The World Health Organization says the Ebola epidemic circulating in three West African countries shows no signs of diminishing and fears it is likely to continue for many months. Latest WHO figures put the number of cases of this deadly disease at 964, including 603 deaths.
The deadly Ebola virus is continuing to spread in Guinea, Sierra Leone and Liberia nearly four months after it was first detected in remote forest communities of Guinea. There is no vaccine or cure for the virus, which is spread through direct contact with bodily fluids from an infected person.
The World Health Organization reports Ebola victims in West Africa are dying at a rate of 60 percent. WHO spokesman Dan Epstein said it probably would be several months before governments and health agencies got a grip on this epidemic and cases of the disease started going down.
"It is pretty horrifying, I think, anytime you have an epidemic that has a case fatality rate of above 50 percent where more than half the people infected die, it is horrifying. So, of course, we are very worried and that is why we are increasing our efforts. In terms of how long it will take, it is very hard to predict. It depends on our success in the five important areas of epidemiology, contact tracing, education very importantly, community level participation, changing of habits of burial practices," he said.
There have been periodic outbreaks of Ebola in Africa since it was first detected in the mid-1970s in the Democratic Republic of Congo, then known as Zaire. This is the first outbreak of the disease in West Africa and it is proving to be the deadliest on record.
Since people have no experience with the disease, they do not know how the virus is transmitted. People often refuse treatment because they are suspicious of health workers.

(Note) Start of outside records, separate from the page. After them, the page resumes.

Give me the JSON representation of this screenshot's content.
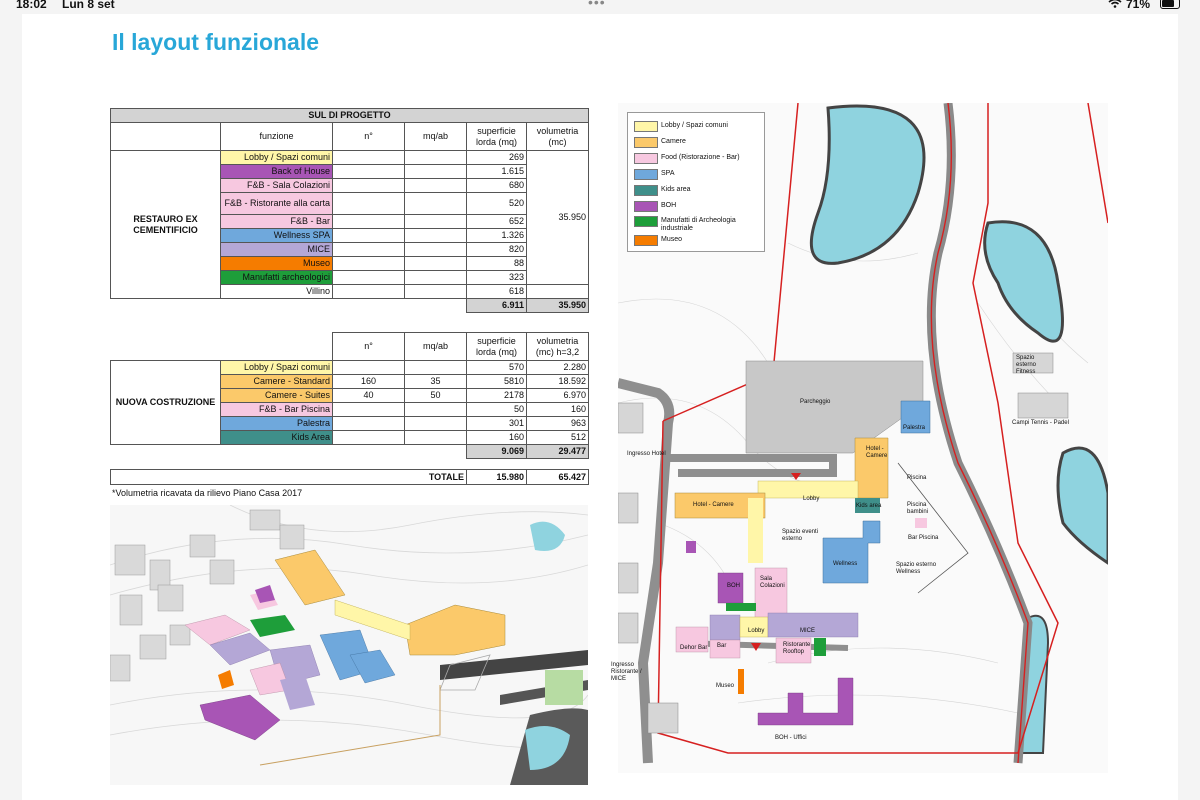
{
  "status_bar": {
    "time": "18:02",
    "date": "Lun 8 set",
    "battery": "71%"
  },
  "title": "Il layout funzionale",
  "table1": {
    "title": "SUL DI PROGETTO",
    "headers": {
      "funzione": "funzione",
      "n": "n°",
      "mqab": "mq/ab",
      "superficie": "superficie lorda (mq)",
      "volumetria": "volumetria (mc)"
    },
    "section": "RESTAURO EX CEMENTIFICIO",
    "rows": [
      {
        "label": "Lobby / Spazi comuni",
        "superficie": "269"
      },
      {
        "label": "Back of House",
        "superficie": "1.615"
      },
      {
        "label": "F&B - Sala Colazioni",
        "superficie": "680"
      },
      {
        "label": "F&B - Ristorante alla carta",
        "superficie": "520"
      },
      {
        "label": "F&B - Bar",
        "superficie": "652"
      },
      {
        "label": "Wellness SPA",
        "superficie": "1.326"
      },
      {
        "label": "MICE",
        "superficie": "820"
      },
      {
        "label": "Museo",
        "superficie": "88"
      },
      {
        "label": "Manufatti archeologici",
        "superficie": "323"
      },
      {
        "label": "Villino",
        "superficie": "618"
      }
    ],
    "volumetria_group": "35.950",
    "total_superficie": "6.911",
    "total_volumetria": "35.950"
  },
  "table2": {
    "headers": {
      "n": "n°",
      "mqab": "mq/ab",
      "superficie": "superficie lorda (mq)",
      "volumetria": "volumetria (mc) h=3,2"
    },
    "section": "NUOVA COSTRUZIONE",
    "rows": [
      {
        "label": "Lobby / Spazi comuni",
        "n": "",
        "mqab": "",
        "superficie": "570",
        "volumetria": "2.280"
      },
      {
        "label": "Camere  - Standard",
        "n": "160",
        "mqab": "35",
        "superficie": "5810",
        "volumetria": "18.592"
      },
      {
        "label": "Camere  - Suites",
        "n": "40",
        "mqab": "50",
        "superficie": "2178",
        "volumetria": "6.970"
      },
      {
        "label": "F&B - Bar Piscina",
        "n": "",
        "mqab": "",
        "superficie": "50",
        "volumetria": "160"
      },
      {
        "label": "Palestra",
        "n": "",
        "mqab": "",
        "superficie": "301",
        "volumetria": "963"
      },
      {
        "label": "Kids Area",
        "n": "",
        "mqab": "",
        "superficie": "160",
        "volumetria": "512"
      }
    ],
    "total_superficie": "9.069",
    "total_volumetria": "29.477"
  },
  "table3": {
    "label": "TOTALE",
    "superficie": "15.980",
    "volumetria": "65.427"
  },
  "note": "*Volumetria ricavata da rilievo Piano Casa 2017",
  "legend": {
    "items": [
      {
        "label": "Lobby / Spazi comuni",
        "color": "#fff6a8"
      },
      {
        "label": "Camere",
        "color": "#fbc96a"
      },
      {
        "label": "Food (Ristorazione - Bar)",
        "color": "#f7c8e0"
      },
      {
        "label": "SPA",
        "color": "#6fa8dc"
      },
      {
        "label": "Kids area",
        "color": "#3f8f8a"
      },
      {
        "label": "BOH",
        "color": "#a855b5"
      },
      {
        "label": "Manufatti di Archeologia industriale",
        "color": "#1e9e3a"
      },
      {
        "label": "Museo",
        "color": "#f57c00"
      }
    ]
  },
  "plan_labels": {
    "parcheggio": "Parcheggio",
    "palestra": "Palestra",
    "hotel_camere_e": "Hotel - Camere",
    "hotel_camere_w": "Hotel - Camere",
    "lobby_top": "Lobby",
    "kids_area": "Kids area",
    "piscina": "Piscina",
    "piscina_bambini": "Piscina bambini",
    "bar_piscina": "Bar Piscina",
    "spazio_eventi": "Spazio eventi esterno",
    "wellness": "Wellness",
    "spazio_wellness": "Spazio esterno Wellness",
    "boh": "BOH",
    "sala_colazioni": "Sala Colazioni",
    "lobby_bottom": "Lobby",
    "mice": "MICE",
    "dehor_bar": "Dehor Bar",
    "bar": "Bar",
    "ristorante_rooftop": "Ristorante Rooftop",
    "museo": "Museo",
    "boh_uffici": "BOH - Uffici",
    "ingresso_hotel": "Ingresso Hotel",
    "ingresso_ristorante": "Ingresso Ristorante / MICE",
    "spazio_fitness": "Spazio esterno Fitness",
    "campi_tennis": "Campi Tennis - Padel"
  },
  "colors": {
    "title": "#28a7d8",
    "boundary": "#d62020",
    "water": "#8fd3df"
  }
}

Epstein said this was a huge impediment toward stopping its spread. He said it was important to trace all people who have been in contact with an infected person in order to contain the disease.
He told VOA it was very difficult for foreign health workers to get into communities because they were viewed with hostility, intimidated and often driven away by the residents.
"It is really kind of a matter of rumor control. It is myths and facts. So we have to dispel these myths about Ebola that are prevalent and that are circulating as rumors that are very damaging. You know like the myth that foreigners are bringing Ebola to your villages or that if you go to the hospital, you will die and they will take your organs. Or crazy bits like that are hard to dispel."
"So, it is early to say whether we are being successful, but we are certainly increasing our effort in education and social mobilization in villages in all the three countries," he said.
Epstein said WHO was reaching out to religious and traditional leaders for help in gaining the confidence of villagers so health workers could break this damaging cycle of suspicion and bring the epidemic to an end.